- [EXERCISE DIRECTIONS]:
For the records below, report how many lines include "title", with no accompanying text.

━━━━━━━━━━━━━━━━

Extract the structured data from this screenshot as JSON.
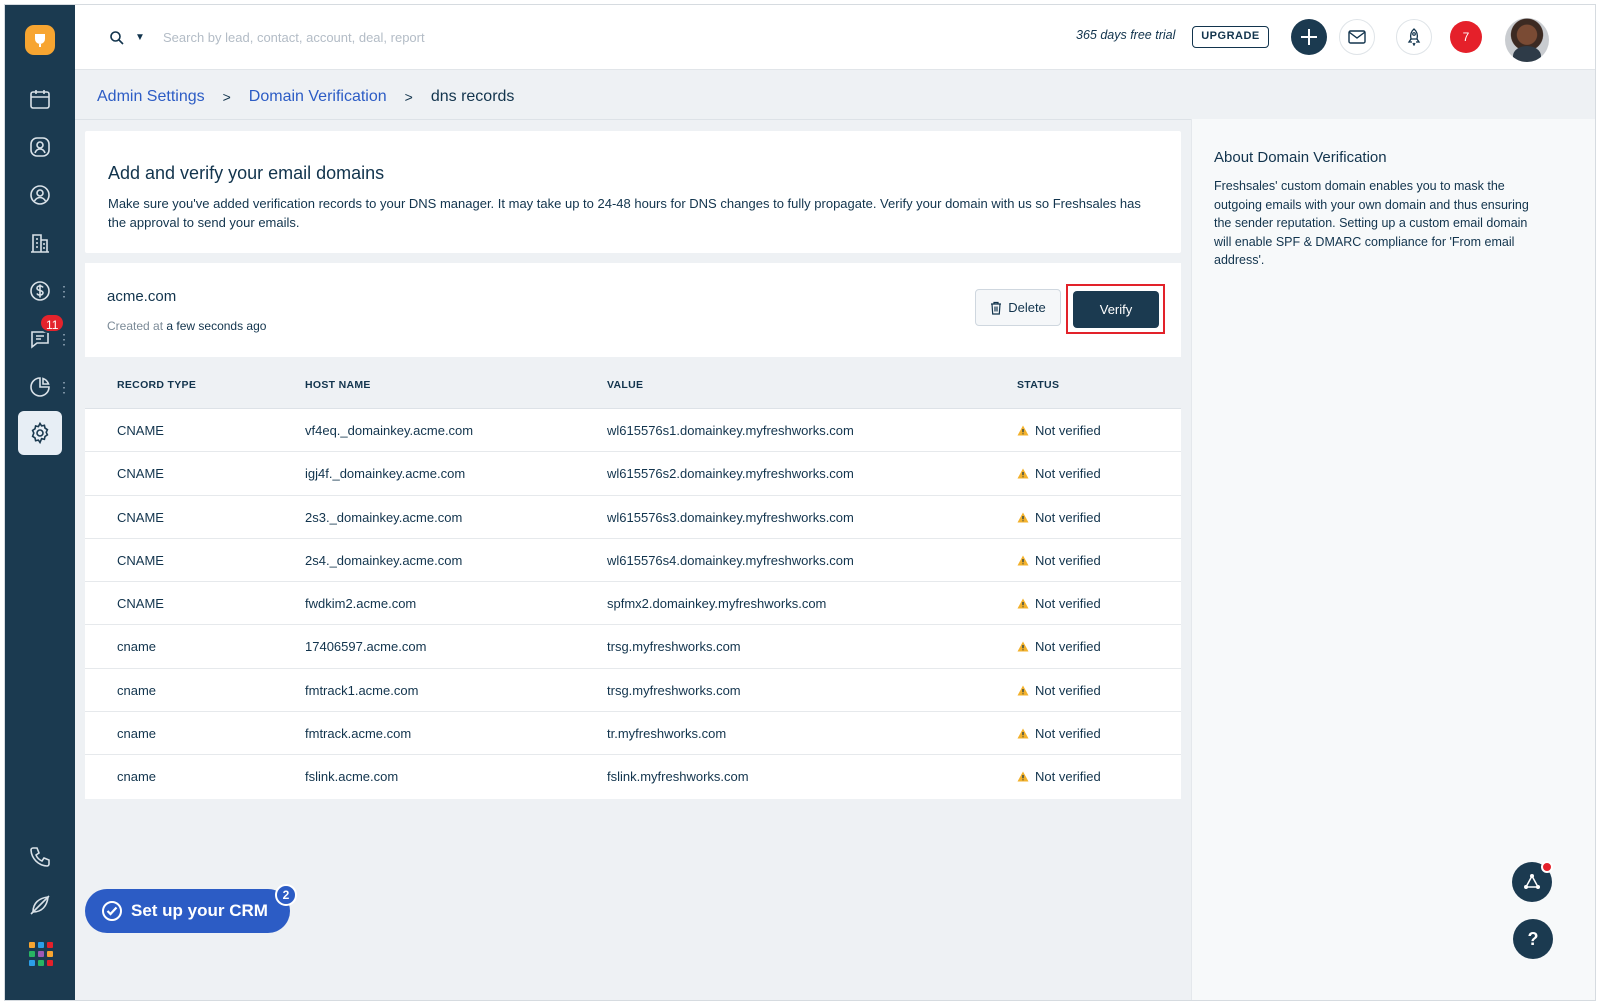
{
  "nav": {
    "items": [
      {
        "icon": "calendar-icon"
      },
      {
        "icon": "contacts-icon"
      },
      {
        "icon": "user-icon"
      },
      {
        "icon": "accounts-building-icon"
      },
      {
        "icon": "deals-dollar-icon"
      },
      {
        "icon": "chat-icon",
        "badge": "11"
      },
      {
        "icon": "reports-pie-icon"
      },
      {
        "icon": "settings-gear-icon",
        "active": true
      }
    ],
    "bottom": [
      "phone-icon",
      "leaf-off-icon",
      "apps-grid-icon"
    ]
  },
  "topbar": {
    "search_placeholder": "Search by lead, contact, account, deal, report",
    "trial_text": "365 days free trial",
    "upgrade_label": "UPGRADE",
    "notification_count": "7"
  },
  "breadcrumb": {
    "items": [
      "Admin Settings",
      "Domain Verification"
    ],
    "current": "dns records"
  },
  "intro": {
    "title": "Add and verify your email domains",
    "description": "Make sure you've added verification records to your DNS manager. It may take up to 24-48 hours for DNS changes to fully propagate. Verify your domain with us so Freshsales has the approval to send your emails."
  },
  "domain": {
    "name": "acme.com",
    "created_prefix": "Created at",
    "created_value": "a few seconds ago",
    "delete_label": "Delete",
    "verify_label": "Verify"
  },
  "table": {
    "headers": [
      "RECORD TYPE",
      "HOST NAME",
      "VALUE",
      "STATUS"
    ],
    "rows": [
      [
        "CNAME",
        "vf4eq._domainkey.acme.com",
        "wl615576s1.domainkey.myfreshworks.com",
        "Not verified"
      ],
      [
        "CNAME",
        "igj4f._domainkey.acme.com",
        "wl615576s2.domainkey.myfreshworks.com",
        "Not verified"
      ],
      [
        "CNAME",
        "2s3._domainkey.acme.com",
        "wl615576s3.domainkey.myfreshworks.com",
        "Not verified"
      ],
      [
        "CNAME",
        "2s4._domainkey.acme.com",
        "wl615576s4.domainkey.myfreshworks.com",
        "Not verified"
      ],
      [
        "CNAME",
        "fwdkim2.acme.com",
        "spfmx2.domainkey.myfreshworks.com",
        "Not verified"
      ],
      [
        "cname",
        "17406597.acme.com",
        "trsg.myfreshworks.com",
        "Not verified"
      ],
      [
        "cname",
        "fmtrack1.acme.com",
        "trsg.myfreshworks.com",
        "Not verified"
      ],
      [
        "cname",
        "fmtrack.acme.com",
        "tr.myfreshworks.com",
        "Not verified"
      ],
      [
        "cname",
        "fslink.acme.com",
        "fslink.myfreshworks.com",
        "Not verified"
      ]
    ]
  },
  "about": {
    "title": "About Domain Verification",
    "text": "Freshsales' custom domain enables you to mask the outgoing emails with your own domain and thus ensuring the sender reputation. Setting up a custom email domain will enable SPF & DMARC compliance for 'From email address'."
  },
  "setup": {
    "label": "Set up your CRM",
    "badge": "2"
  },
  "help_label": "?",
  "colors": {
    "nav_bg": "#1b3a50",
    "accent_blue": "#2c5cc5",
    "verify_bg": "#1b3a50",
    "highlight_red": "#e2222a",
    "warning_yellow": "#f3b12b"
  }
}
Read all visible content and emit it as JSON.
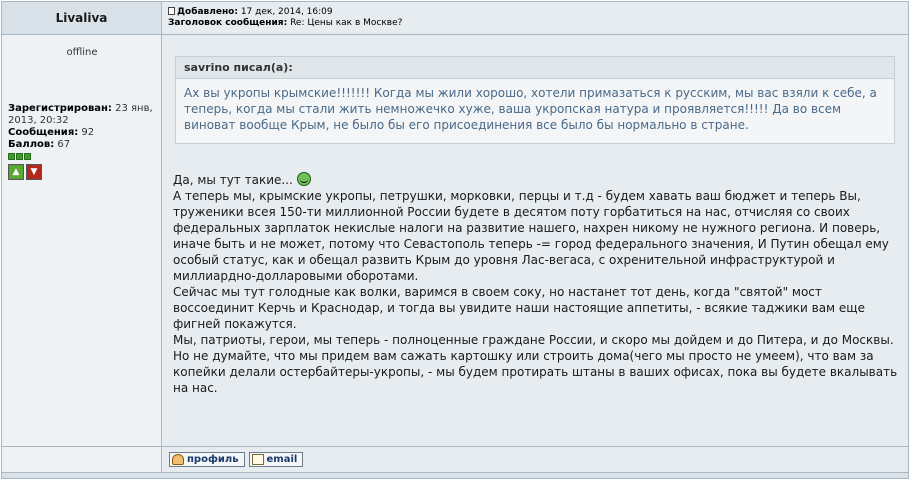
{
  "post": {
    "author": "Livaliva",
    "meta": {
      "added_label": "Добавлено:",
      "added_value": "17 дек, 2014, 16:09",
      "subject_label": "Заголовок сообщения:",
      "subject_value": "Re: Цены как в Москве?"
    }
  },
  "user": {
    "status": "offline",
    "registered_label": "Зарегистрирован:",
    "registered_value": "23 янв, 2013, 20:32",
    "posts_label": "Сообщения:",
    "posts_value": "92",
    "points_label": "Баллов:",
    "points_value": "67"
  },
  "quote": {
    "header": "savrino писал(а):",
    "text": "Ах вы укропы крымские!!!!!!! Когда мы жили хорошо, хотели примазаться к русским, мы вас взяли к себе, а теперь, когда мы стали жить немножечко хуже, ваша укропская натура и проявляется!!!!! Да во всем виноват вообще Крым, не было бы его присоединения все было бы нормально в стране."
  },
  "message": {
    "line1": "Да, мы тут такие...",
    "p1": "А теперь мы, крымские укропы, петрушки, морковки, перцы и т.д - будем хавать ваш бюджет и теперь Вы, труженики всея 150-ти миллионной России будете в десятом поту горбатиться на нас, отчисляя со своих федеральных зарплаток некислые налоги на развитие нашего, нахрен никому не нужного региона. И поверь, иначе быть и не может, потому что Севастополь теперь -= город федерального значения, И Путин обещал ему особый статус, как и обещал развить Крым до уровня Лас-вегаса, с охренительной инфраструктурой и миллиардно-долларовыми оборотами.",
    "p2": "Сейчас мы тут голодные как волки, варимся в своем соку, но настанет тот день, когда \"святой\" мост воссоединит Керчь и Краснодар, и тогда вы увидите наши настоящие аппетиты, - всякие таджики вам еще фигней покажутся.",
    "p3": "Мы, патриоты, герои, мы теперь - полноценные граждане России, и скоро мы дойдем и до Питера, и до Москвы.",
    "p4": "Но не думайте, что мы придем вам сажать картошку или строить дома(чего мы просто не умеем), что вам за копейки делали остербайтеры-укропы, - мы будем протирать штаны в ваших офисах, пока вы будете вкалывать на нас."
  },
  "buttons": {
    "profile": "профиль",
    "email": "email"
  },
  "icons": {
    "post": "post-icon",
    "smile": "smile-icon",
    "vote_up": "thumbs-up-icon",
    "vote_down": "thumbs-down-icon",
    "profile": "profile-icon",
    "email": "envelope-icon"
  },
  "colors": {
    "quote_text": "#4a6a88",
    "link_button_text": "#1a3a6a"
  }
}
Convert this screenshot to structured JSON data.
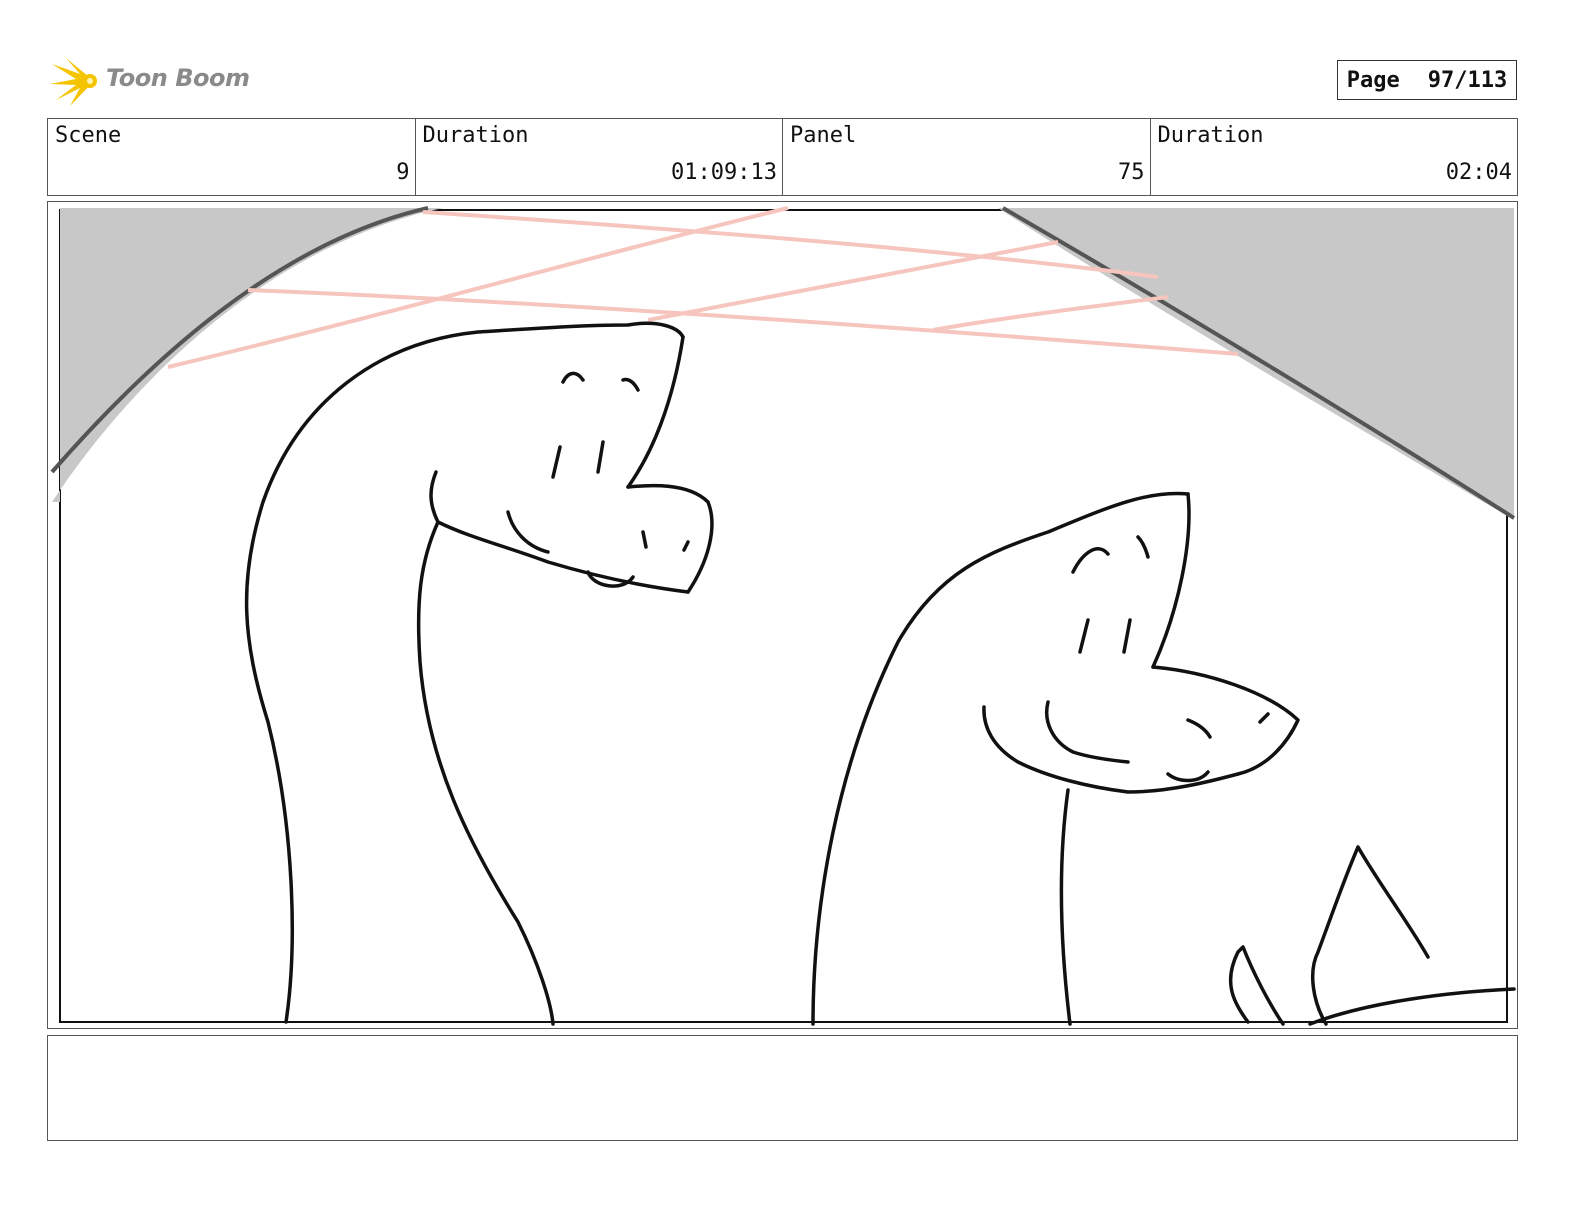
{
  "header": {
    "logo_text": "Toon Boom",
    "page_label": "Page",
    "page_value": "97/113"
  },
  "info": {
    "scene_label": "Scene",
    "scene_value": "9",
    "scene_duration_label": "Duration",
    "scene_duration_value": "01:09:13",
    "panel_label": "Panel",
    "panel_value": "75",
    "panel_duration_label": "Duration",
    "panel_duration_value": "02:04"
  },
  "panel_art": {
    "icon": "sketch-two-dinosaurs-smiling",
    "colors": {
      "ink": "#111111",
      "shadow": "#c8c8c8",
      "guide_lines": "#f6c5bd"
    }
  },
  "notes": {
    "text": ""
  },
  "colors": {
    "logo_star": "#f5c400",
    "logo_text": "#8a8a8a",
    "border": "#555555"
  }
}
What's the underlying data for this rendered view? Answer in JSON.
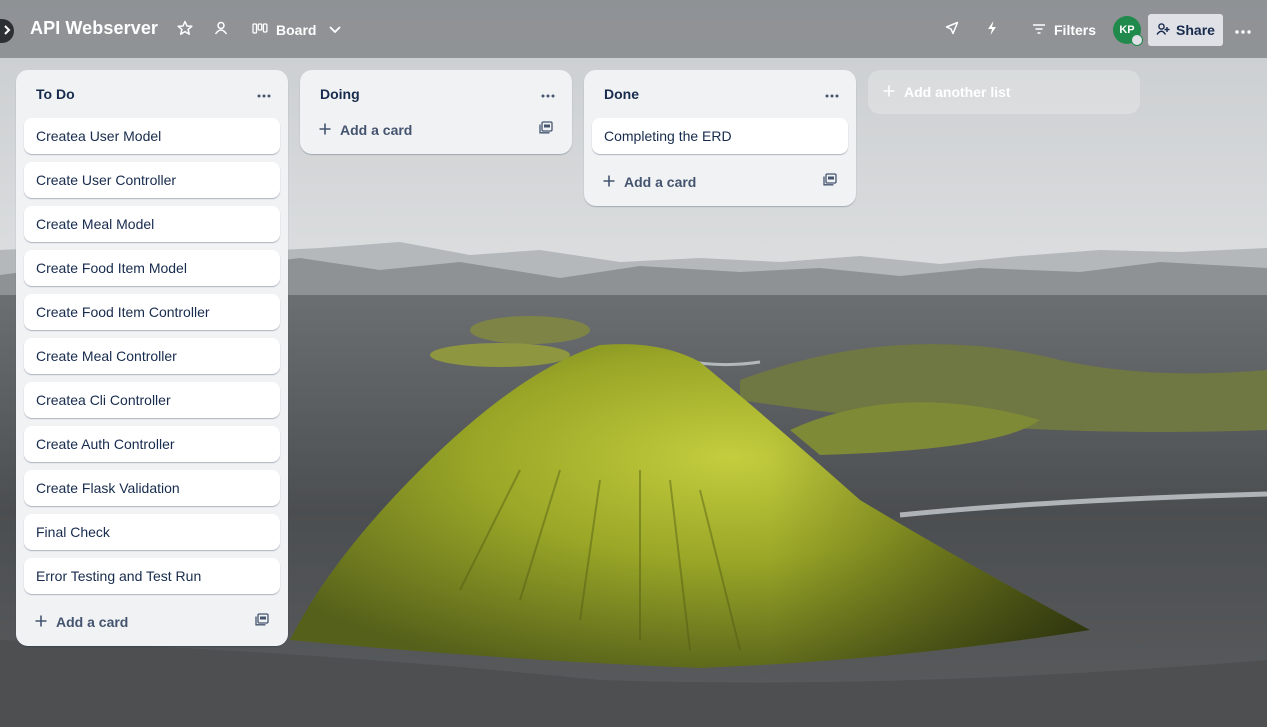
{
  "board": {
    "title": "API Webserver",
    "view_label": "Board",
    "filters_label": "Filters",
    "share_label": "Share",
    "avatar_initials": "KP"
  },
  "lists": [
    {
      "title": "To Do",
      "cards": [
        "Createa User Model",
        "Create User Controller",
        "Create Meal Model",
        "Create Food Item Model",
        "Create Food Item Controller",
        "Create Meal Controller",
        "Createa Cli Controller",
        "Create Auth Controller",
        "Create Flask Validation",
        "Final Check",
        "Error Testing and Test Run"
      ],
      "add_card_label": "Add a card"
    },
    {
      "title": "Doing",
      "cards": [],
      "add_card_label": "Add a card"
    },
    {
      "title": "Done",
      "cards": [
        "Completing the ERD"
      ],
      "add_card_label": "Add a card"
    }
  ],
  "add_list_label": "Add another list",
  "icons": {
    "expand": "chevron-right-icon",
    "star": "star-icon",
    "workspace_visibility": "people-icon",
    "board_view": "board-view-icon",
    "view_dropdown": "chevron-down-icon",
    "power_ups": "rocket-icon",
    "automation": "lightning-icon",
    "filters": "filter-icon",
    "share": "add-person-icon",
    "more": "ellipsis-icon",
    "list_menu": "ellipsis-icon",
    "add": "plus-icon",
    "template": "card-template-icon"
  },
  "colors": {
    "avatar": "#1f8a4c",
    "list_bg": "#f1f2f4",
    "card_bg": "#ffffff",
    "text": "#172b4d"
  }
}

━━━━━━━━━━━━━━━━

- [RESPONSE FOR THIS EXERCISE]:
6